|International Classification||F24C15/32, F24C15/00, A21B5/02, A21B1/24|
|Cooperative Classification||A21B1/48, A21B1/245|
|European Classification||A21B1/48, A21B1/24B|
|Jun 4, 1990||AS||Assignment|
Owner name: LINCOLN FOODSERVICE PRODUCTS, INC., A CORP. OF IN.
Free format text: ASSIGNMENT OF ASSIGNORS INTEREST.;ASSIGNOR:CRISP, DUANE L.;REEL/FRAME:005329/0510
Effective date: 19900531
|Nov 22, 1993||AS||Assignment|
Owner name: ARROW MASTER, INC., GEORGIA
Free format text: ASSIGNMENT OF ASSIGNORS INTEREST;ASSIGNOR:ARCHER S ADVANTAGE, INC.;REEL/FRAME:006779/0401
Effective date: 19920820
Owner name: JOHNSON, LISA G., TEXAS
Free format text: ASSIGNMENT OF ASSIGNORS INTEREST;ASSIGNOR:ARROWMASTER, INC.;REEL/FRAME:006779/0405
Effective date: 19930315
Owner name: JOHNSON, SAMUEL K., TEXAS
Free format text: ASSIGNMENT OF ASSIGNORS INTEREST;ASSIGNOR:ARROWMASTER, INC.;REEL/FRAME:006779/0405
Effective date: 19930315
|Sep 30, 1994||FPAY||Fee payment|
Year of fee payment: 4
|Dec 10, 1998||FPAY||Fee payment|
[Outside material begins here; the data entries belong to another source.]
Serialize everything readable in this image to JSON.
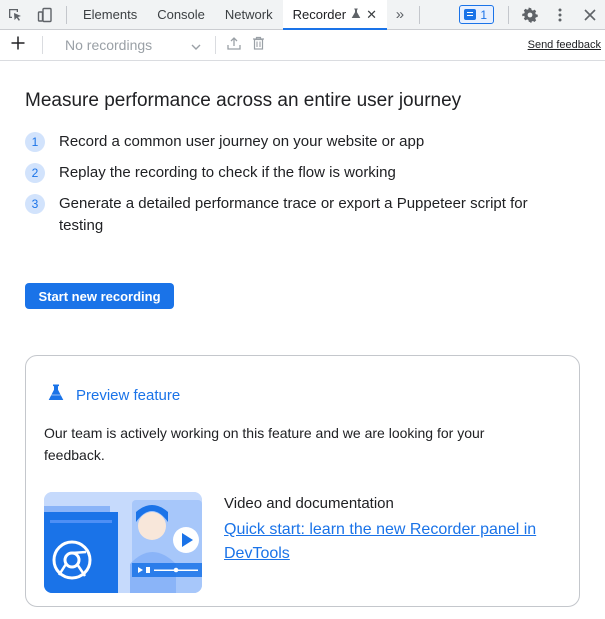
{
  "tabbar": {
    "tabs": [
      {
        "label": "Elements"
      },
      {
        "label": "Console"
      },
      {
        "label": "Network"
      },
      {
        "label": "Recorder"
      }
    ],
    "issues_count": "1",
    "icons": [
      "inspect-icon",
      "device-toggle-icon",
      "flask-icon",
      "close-icon",
      "more-tabs-icon",
      "issues-icon",
      "gear-icon",
      "kebab-menu-icon",
      "close-devtools-icon"
    ]
  },
  "toolbar": {
    "recording_select_placeholder": "No recordings",
    "send_feedback": "Send feedback",
    "icons": [
      "plus-icon",
      "chevron-down-icon",
      "export-icon",
      "trash-icon"
    ]
  },
  "main": {
    "heading": "Measure performance across an entire user journey",
    "steps": [
      {
        "num": "1",
        "text": "Record a common user journey on your website or app"
      },
      {
        "num": "2",
        "text": "Replay the recording to check if the flow is working"
      },
      {
        "num": "3",
        "text": "Generate a detailed performance trace or export a Puppeteer script for testing"
      }
    ],
    "start_button": "Start new recording"
  },
  "card": {
    "preview_label": "Preview feature",
    "description": "Our team is actively working on this feature and we are looking for your feedback.",
    "video_title": "Video and documentation",
    "video_link": "Quick start: learn the new Recorder panel in DevTools"
  },
  "colors": {
    "accent": "#1a73e8",
    "step_bubble": "#d2e3fc",
    "tabbar_bg": "#f1f3f4",
    "card_border": "#c4c7cc"
  }
}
Year of fee payment: 8
|Dec 24, 2002||FPAY||Fee payment|
Year of fee payment: 12